…the fact is that there is something profoundly comforting and enjoyable about complaint. It can continue indefinitely, whereas a solution occurs but once and destroys the problem forever. Once one has—as I have—reached a certain age, one does not like change, and solution to a problem means change. And change confronts one with one’s mortality.
Read it here
Arguing for leniency toward criminals, especially those who have confessed and expressed remorse, would seem to serve the cause of compassion. But what if the crimes are as depraved as those of Myra Hindley’s?
What does it mean for someone to say, “I now realize that kidnapping and torturing to death small children is wrong, and I deeply regret having done it”? She was comparatively young at the time of the commission of her acts, no doubt, but she knew perfectly well that they were wrong: their very wrongness, in fact, is what made them attractive to her. And how long after the commission of the acts does the realization of their wrongfulness and the regret at having done them have to be before they are deemed relevant to the question of the length or severity of punishment? Suppose they come instantaneously. Do we therefore say, “Well, that’s all right then, so long as you realize that what you did is wrong and regret having done it, we shall not punish you at all”—because to do so would be pure vengefulness?
Dalrymple at the Library of Law and Liberty
The publication of a book critical of Le Corbusier (Charles-Édouard Jeanneret) gives us another opportunity to enjoy Dalrymple’s insults of the totalitarian architect:
Like Hitler, Jeanneret wanted to be an artist, and, as with Hitler, the world would have been a better place if he had achieved his ambition. Had he been merely an artist, one could have avoided his productions if one so wished; but the buildings that he and his myriad acolytes have built unavoidably scour the retina of the viewer and cause a decline in the pleasure of his existence.
One of Jeanneret’s buildings can devastate a landscape or destroy an ancient townscape once and for all, with a finality that is quite without appeal; as for his city planning, it was of a childish inhumanity and rank amateurism that would have been mildly amusing had it remained purely theoretical and had no one taken it seriously.
Why it’s wrong to call terrorists cowardly:
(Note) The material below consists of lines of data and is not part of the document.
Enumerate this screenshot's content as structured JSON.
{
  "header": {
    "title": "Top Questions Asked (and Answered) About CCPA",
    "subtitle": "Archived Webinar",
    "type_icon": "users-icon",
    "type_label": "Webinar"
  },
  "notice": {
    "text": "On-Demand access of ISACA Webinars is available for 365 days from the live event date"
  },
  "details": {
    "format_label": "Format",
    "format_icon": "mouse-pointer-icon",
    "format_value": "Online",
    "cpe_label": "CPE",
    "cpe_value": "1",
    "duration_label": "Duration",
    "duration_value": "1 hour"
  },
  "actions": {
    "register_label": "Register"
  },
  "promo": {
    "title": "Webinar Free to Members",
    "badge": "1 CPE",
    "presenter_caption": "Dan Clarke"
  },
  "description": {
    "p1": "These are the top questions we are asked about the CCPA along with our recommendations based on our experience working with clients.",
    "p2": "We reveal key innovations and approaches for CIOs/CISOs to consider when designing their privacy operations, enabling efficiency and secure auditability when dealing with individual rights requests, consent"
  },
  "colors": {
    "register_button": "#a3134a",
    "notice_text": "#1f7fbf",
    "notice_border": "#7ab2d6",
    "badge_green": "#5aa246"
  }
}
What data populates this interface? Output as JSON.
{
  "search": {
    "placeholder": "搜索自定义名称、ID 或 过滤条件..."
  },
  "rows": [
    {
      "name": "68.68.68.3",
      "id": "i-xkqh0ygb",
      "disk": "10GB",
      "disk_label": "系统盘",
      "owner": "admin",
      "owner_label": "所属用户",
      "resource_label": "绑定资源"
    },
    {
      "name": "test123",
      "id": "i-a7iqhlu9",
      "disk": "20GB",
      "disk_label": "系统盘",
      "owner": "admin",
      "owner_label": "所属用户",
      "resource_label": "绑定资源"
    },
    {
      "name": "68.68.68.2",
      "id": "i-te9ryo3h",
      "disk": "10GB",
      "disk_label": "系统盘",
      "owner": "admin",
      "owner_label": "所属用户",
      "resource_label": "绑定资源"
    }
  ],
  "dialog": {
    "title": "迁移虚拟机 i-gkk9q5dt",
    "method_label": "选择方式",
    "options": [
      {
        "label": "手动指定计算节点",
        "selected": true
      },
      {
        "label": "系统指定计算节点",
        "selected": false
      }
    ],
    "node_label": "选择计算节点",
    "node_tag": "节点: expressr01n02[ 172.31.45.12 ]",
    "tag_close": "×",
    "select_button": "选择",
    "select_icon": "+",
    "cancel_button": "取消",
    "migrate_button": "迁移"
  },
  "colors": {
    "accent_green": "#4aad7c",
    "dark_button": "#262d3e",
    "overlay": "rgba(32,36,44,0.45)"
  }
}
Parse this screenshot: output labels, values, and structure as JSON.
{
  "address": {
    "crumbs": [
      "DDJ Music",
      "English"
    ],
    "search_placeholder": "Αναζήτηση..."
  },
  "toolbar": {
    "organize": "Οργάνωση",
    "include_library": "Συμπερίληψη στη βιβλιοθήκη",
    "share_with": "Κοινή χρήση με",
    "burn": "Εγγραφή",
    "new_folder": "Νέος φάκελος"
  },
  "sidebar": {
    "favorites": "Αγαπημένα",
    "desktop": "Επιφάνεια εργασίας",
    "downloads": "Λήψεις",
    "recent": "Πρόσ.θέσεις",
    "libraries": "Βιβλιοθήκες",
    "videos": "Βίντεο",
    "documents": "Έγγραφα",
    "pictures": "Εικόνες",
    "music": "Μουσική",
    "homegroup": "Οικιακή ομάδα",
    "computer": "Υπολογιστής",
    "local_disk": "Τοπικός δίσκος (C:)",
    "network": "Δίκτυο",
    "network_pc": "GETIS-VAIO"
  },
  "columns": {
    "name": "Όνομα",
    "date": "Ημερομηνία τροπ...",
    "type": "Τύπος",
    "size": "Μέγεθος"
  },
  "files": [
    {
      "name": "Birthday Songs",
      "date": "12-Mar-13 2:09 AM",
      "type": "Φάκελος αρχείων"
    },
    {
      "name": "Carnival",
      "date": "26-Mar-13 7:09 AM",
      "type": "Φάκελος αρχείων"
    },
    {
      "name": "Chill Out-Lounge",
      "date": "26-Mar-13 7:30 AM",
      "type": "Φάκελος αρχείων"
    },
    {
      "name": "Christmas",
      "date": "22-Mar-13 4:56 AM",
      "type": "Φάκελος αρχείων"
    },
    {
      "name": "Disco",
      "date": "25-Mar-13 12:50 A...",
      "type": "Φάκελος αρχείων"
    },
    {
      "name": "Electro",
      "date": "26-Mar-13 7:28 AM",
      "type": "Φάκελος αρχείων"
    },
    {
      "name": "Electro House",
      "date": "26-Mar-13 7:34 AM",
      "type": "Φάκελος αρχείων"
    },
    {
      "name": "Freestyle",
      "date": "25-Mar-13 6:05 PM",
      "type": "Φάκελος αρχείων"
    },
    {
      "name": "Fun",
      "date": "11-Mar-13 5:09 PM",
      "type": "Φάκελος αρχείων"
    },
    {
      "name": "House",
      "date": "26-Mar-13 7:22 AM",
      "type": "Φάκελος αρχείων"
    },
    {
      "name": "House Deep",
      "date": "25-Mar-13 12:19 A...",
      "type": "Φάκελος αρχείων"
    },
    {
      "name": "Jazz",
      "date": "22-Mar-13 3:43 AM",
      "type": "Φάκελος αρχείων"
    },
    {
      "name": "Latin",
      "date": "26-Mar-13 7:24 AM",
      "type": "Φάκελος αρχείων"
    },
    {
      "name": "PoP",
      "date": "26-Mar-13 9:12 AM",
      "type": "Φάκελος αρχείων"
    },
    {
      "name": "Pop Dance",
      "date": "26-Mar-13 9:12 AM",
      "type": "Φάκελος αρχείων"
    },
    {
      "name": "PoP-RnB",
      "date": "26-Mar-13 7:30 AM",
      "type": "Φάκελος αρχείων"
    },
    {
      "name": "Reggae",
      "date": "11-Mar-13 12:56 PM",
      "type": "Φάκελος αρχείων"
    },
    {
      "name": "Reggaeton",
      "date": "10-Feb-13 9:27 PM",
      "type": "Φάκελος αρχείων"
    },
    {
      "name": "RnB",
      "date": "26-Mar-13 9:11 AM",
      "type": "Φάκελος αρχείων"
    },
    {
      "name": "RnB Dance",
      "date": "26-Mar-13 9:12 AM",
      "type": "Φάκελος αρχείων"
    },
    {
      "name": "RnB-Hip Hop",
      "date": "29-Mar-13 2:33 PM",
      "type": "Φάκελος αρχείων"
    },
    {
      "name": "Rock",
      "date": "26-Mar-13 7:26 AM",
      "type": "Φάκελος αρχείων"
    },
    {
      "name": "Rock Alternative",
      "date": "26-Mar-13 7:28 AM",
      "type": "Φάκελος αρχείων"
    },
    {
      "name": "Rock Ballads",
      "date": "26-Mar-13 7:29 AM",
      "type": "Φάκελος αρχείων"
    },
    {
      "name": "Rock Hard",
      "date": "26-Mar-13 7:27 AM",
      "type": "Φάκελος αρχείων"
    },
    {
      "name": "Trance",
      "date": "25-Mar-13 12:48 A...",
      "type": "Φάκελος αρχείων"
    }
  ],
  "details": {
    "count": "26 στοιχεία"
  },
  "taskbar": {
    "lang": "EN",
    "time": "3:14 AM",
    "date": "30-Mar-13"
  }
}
The danger of using the word “cowardly” in so obviously mistaken a way is that it gives the impression that, if the attack were not cowardly, if to the contrary it were brave, it would not be as bad and indeed might even be worthy of admiration. And since to blow yourself up in a truck is conspicuously brave by comparison with what most of us would be prepared to do, it follows that these denunciations perversely invite us to consider terrorists acts as in some way admirable—which, I need hardly add, they are not.